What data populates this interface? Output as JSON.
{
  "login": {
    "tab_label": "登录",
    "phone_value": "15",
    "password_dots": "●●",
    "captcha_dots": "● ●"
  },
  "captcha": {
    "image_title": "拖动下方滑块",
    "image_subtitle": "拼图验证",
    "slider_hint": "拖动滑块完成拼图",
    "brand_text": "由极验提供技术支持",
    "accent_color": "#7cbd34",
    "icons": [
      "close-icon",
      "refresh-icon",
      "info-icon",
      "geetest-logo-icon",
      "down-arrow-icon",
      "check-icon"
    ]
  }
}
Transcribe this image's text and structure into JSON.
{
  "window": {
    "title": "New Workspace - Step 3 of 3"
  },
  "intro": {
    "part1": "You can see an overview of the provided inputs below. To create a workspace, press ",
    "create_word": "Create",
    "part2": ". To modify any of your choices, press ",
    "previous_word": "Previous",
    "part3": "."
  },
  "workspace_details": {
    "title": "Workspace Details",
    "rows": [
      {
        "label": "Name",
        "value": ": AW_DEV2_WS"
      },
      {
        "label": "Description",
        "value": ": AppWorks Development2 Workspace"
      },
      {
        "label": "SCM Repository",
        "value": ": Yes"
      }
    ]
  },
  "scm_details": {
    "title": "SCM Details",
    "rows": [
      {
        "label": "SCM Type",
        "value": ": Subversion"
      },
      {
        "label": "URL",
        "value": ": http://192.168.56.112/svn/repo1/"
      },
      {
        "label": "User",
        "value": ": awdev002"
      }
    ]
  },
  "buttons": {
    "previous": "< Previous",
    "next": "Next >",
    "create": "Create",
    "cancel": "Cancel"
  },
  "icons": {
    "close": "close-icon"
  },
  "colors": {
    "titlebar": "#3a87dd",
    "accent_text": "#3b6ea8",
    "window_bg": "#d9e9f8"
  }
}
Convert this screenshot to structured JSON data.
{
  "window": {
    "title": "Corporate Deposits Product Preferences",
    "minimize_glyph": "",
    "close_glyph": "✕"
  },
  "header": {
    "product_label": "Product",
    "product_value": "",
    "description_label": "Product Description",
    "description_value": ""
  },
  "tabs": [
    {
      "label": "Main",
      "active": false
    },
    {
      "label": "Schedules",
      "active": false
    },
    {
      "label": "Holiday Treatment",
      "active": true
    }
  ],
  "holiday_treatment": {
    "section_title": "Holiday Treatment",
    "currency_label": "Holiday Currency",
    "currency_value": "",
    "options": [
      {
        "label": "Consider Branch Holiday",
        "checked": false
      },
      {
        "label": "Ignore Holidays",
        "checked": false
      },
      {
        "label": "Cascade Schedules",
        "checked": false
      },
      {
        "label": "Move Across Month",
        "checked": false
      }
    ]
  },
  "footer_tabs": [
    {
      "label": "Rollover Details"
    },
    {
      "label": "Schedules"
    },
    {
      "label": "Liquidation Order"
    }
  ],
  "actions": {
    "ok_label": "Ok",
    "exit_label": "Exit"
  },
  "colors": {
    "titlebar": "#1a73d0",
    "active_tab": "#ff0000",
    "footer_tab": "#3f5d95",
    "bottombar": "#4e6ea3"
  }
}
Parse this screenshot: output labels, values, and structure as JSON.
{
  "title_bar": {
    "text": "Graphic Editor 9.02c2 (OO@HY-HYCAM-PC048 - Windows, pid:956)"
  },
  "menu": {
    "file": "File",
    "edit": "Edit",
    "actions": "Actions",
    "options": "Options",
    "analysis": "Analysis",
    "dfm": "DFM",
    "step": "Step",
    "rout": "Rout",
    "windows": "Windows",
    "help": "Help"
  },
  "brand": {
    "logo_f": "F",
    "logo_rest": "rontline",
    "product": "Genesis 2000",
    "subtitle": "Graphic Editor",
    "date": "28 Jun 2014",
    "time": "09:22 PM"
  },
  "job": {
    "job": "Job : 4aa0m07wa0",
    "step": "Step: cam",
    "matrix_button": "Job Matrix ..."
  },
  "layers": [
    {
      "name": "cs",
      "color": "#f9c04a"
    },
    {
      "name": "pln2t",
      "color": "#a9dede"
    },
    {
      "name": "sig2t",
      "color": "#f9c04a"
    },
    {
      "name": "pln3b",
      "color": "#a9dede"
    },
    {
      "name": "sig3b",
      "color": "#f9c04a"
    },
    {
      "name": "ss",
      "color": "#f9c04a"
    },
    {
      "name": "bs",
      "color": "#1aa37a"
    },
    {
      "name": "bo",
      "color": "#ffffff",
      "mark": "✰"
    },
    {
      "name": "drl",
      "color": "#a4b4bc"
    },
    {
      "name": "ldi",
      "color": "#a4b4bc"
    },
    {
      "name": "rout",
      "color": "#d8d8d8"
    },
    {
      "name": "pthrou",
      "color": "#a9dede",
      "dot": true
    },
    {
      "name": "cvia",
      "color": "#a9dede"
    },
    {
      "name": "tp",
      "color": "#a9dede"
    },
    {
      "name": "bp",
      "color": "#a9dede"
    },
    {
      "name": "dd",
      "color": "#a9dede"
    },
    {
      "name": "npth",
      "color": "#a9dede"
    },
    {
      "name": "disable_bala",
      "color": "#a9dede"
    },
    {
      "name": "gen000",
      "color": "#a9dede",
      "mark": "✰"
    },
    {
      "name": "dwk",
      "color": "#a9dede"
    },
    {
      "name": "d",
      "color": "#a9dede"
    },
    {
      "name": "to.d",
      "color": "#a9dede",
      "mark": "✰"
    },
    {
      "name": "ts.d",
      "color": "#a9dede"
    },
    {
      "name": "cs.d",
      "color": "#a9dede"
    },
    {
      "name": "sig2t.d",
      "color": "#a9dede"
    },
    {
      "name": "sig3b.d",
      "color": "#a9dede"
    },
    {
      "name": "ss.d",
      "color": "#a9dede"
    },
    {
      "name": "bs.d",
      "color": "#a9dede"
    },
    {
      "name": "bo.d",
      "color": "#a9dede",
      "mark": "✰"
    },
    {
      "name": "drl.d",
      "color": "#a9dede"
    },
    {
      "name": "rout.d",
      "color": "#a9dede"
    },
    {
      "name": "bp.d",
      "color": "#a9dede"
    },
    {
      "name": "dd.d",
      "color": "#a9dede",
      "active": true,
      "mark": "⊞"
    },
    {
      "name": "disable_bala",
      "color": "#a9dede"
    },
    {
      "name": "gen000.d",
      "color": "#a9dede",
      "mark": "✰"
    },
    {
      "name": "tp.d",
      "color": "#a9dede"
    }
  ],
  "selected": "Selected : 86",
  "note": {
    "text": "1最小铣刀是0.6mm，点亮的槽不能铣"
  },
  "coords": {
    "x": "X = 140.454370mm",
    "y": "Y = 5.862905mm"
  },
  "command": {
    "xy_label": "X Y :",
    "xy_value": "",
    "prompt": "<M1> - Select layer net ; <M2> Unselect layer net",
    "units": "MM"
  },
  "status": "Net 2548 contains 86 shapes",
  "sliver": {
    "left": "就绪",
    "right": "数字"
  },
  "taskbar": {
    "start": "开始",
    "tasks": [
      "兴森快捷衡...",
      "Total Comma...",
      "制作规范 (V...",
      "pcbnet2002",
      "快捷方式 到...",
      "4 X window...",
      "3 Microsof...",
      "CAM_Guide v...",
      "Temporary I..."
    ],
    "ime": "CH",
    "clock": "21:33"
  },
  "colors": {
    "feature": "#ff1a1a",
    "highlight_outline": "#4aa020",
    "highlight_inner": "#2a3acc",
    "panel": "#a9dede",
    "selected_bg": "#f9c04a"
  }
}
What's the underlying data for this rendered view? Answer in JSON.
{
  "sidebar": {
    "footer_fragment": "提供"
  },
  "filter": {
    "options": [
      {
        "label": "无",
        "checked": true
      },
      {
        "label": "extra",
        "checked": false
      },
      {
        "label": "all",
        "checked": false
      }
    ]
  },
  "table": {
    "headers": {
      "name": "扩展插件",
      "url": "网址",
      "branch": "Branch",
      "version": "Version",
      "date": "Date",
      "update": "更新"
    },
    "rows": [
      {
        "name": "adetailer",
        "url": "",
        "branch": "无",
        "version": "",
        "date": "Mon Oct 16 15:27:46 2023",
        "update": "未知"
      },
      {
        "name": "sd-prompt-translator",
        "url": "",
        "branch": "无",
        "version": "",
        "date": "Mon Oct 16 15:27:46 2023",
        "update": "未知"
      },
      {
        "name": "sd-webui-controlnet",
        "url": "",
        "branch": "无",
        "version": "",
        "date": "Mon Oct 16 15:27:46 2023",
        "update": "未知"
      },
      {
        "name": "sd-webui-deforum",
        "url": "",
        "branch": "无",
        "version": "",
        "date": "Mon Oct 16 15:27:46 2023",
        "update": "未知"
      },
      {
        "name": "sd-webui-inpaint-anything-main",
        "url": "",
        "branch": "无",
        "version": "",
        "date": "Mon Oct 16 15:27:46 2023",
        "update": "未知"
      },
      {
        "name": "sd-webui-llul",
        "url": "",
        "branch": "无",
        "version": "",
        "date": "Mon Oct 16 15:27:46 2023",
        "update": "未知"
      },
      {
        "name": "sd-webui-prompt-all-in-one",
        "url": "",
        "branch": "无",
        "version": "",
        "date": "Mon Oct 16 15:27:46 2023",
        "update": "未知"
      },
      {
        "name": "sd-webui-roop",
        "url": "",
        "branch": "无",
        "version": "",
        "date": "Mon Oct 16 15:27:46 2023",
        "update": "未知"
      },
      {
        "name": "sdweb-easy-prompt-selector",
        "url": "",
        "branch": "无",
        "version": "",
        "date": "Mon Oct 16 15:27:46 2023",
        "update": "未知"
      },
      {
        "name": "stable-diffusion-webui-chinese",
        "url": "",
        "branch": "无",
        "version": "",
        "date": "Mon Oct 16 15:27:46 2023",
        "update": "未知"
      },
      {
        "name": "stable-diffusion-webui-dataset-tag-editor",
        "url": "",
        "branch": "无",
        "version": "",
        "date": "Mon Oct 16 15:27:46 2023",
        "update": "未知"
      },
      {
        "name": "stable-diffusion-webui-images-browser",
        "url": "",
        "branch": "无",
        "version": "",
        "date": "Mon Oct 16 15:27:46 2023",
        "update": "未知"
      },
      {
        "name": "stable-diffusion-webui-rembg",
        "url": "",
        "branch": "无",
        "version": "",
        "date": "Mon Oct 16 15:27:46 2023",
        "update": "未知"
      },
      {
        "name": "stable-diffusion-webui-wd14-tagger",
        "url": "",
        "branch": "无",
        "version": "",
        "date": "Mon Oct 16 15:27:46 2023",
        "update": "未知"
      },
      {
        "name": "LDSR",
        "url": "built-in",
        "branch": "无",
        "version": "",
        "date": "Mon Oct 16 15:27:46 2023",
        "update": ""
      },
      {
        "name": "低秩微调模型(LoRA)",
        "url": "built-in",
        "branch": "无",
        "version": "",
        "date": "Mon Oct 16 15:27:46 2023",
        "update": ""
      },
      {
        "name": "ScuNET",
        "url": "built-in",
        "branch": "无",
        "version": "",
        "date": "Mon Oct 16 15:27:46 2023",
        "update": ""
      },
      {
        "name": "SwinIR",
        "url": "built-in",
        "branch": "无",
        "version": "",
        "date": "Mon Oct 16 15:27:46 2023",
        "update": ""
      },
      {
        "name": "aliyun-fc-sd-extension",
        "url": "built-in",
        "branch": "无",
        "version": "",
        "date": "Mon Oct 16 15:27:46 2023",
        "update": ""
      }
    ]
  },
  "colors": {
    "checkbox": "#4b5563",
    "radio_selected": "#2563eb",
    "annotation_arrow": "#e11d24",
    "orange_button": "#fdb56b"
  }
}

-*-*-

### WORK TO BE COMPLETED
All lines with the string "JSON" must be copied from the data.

### ANSWER FOR THE TASK
What data populates this interface? Output as JSON.
Transcribe this image's text and structure into JSON.
Convert this screenshot to structured JSON data.
Parse this screenshot: output labels, values, and structure as JSON.
What's the underlying data for this rendered view? Answer in JSON.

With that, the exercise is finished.